Data entries:

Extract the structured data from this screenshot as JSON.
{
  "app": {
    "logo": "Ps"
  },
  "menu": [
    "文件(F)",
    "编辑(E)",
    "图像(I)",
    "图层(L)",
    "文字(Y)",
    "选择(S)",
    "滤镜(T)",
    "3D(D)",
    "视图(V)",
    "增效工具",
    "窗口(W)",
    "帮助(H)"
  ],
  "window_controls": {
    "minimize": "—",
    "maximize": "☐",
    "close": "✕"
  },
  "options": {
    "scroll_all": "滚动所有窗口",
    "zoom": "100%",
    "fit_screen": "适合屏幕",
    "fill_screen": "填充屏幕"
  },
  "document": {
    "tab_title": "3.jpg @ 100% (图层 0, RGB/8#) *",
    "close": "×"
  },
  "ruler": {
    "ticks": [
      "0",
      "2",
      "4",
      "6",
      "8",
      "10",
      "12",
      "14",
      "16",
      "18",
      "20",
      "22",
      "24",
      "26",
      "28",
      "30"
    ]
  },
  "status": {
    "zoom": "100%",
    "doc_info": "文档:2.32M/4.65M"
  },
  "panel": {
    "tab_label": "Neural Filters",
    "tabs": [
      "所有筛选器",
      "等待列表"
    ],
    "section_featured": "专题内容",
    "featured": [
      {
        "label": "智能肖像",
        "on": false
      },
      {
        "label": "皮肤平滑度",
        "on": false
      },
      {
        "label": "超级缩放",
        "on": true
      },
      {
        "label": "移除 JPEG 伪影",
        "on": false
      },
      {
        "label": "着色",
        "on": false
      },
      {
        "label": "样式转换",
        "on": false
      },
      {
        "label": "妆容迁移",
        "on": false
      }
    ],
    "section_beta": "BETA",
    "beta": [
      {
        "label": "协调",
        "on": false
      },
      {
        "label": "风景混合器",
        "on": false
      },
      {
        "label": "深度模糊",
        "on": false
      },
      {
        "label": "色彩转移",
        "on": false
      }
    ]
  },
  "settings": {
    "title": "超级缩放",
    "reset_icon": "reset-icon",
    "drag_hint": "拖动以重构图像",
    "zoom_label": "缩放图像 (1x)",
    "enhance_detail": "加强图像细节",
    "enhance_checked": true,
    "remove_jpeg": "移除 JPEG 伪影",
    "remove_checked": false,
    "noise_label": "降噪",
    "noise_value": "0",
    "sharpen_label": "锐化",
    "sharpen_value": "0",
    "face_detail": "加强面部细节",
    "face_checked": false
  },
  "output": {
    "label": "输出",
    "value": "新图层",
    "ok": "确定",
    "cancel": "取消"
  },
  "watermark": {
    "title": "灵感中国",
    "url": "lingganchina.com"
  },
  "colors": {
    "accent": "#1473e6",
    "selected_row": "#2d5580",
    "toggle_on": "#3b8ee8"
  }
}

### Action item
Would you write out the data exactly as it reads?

### Answer to this exercise
Extract the structured data from this screenshot as JSON.
{
  "app": {
    "logo": "Ps"
  },
  "menu": [
    "文件(F)",
    "编辑(E)",
    "图像(I)",
    "图层(L)",
    "文字(Y)",
    "选择(S)",
    "滤镜(T)",
    "3D(D)",
    "视图(V)",
    "增效工具",
    "窗口(W)",
    "帮助(H)"
  ],
  "window_controls": {
    "minimize": "—",
    "maximize": "☐",
    "close": "✕"
  },
  "options": {
    "scroll_all": "滚动所有窗口",
    "zoom": "100%",
    "fit_screen": "适合屏幕",
    "fill_screen": "填充屏幕"
  },
  "document": {
    "tab_title": "3.jpg @ 100% (图层 0, RGB/8#) *",
    "close": "×"
  },
  "ruler": {
    "ticks": [
      "0",
      "2",
      "4",
      "6",
      "8",
      "10",
      "12",
      "14",
      "16",
      "18",
      "20",
      "22",
      "24",
      "26",
      "28",
      "30"
    ]
  },
  "status": {
    "zoom": "100%",
    "doc_info": "文档:2.32M/4.65M"
  },
  "panel": {
    "tab_label": "Neural Filters",
    "tabs": [
      "所有筛选器",
      "等待列表"
    ],
    "section_featured": "专题内容",
    "featured": [
      {
        "label": "智能肖像",
        "on": false
      },
      {
        "label": "皮肤平滑度",
        "on": false
      },
      {
        "label": "超级缩放",
        "on": true
      },
      {
        "label": "移除 JPEG 伪影",
        "on": false
      },
      {
        "label": "着色",
        "on": false
      },
      {
        "label": "样式转换",
        "on": false
      },
      {
        "label": "妆容迁移",
        "on": false
      }
    ],
    "section_beta": "BETA",
    "beta": [
      {
        "label": "协调",
        "on": false
      },
      {
        "label": "风景混合器",
        "on": false
      },
      {
        "label": "深度模糊",
        "on": false
      },
      {
        "label": "色彩转移",
        "on": false
      }
    ]
  },
  "settings": {
    "title": "超级缩放",
    "reset_icon": "reset-icon",
    "drag_hint": "拖动以重构图像",
    "zoom_label": "缩放图像 (1x)",
    "enhance_detail": "加强图像细节",
    "enhance_checked": true,
    "remove_jpeg": "移除 JPEG 伪影",
    "remove_checked": false,
    "noise_label": "降噪",
    "noise_value": "0",
    "sharpen_label": "锐化",
    "sharpen_value": "0",
    "face_detail": "加强面部细节",
    "face_checked": false
  },
  "output": {
    "label": "输出",
    "value": "新图层",
    "ok": "确定",
    "cancel": "取消"
  },
  "watermark": {
    "title": "灵感中国",
    "url": "lingganchina.com"
  },
  "colors": {
    "accent": "#1473e6",
    "selected_row": "#2d5580",
    "toggle_on": "#3b8ee8"
  }
}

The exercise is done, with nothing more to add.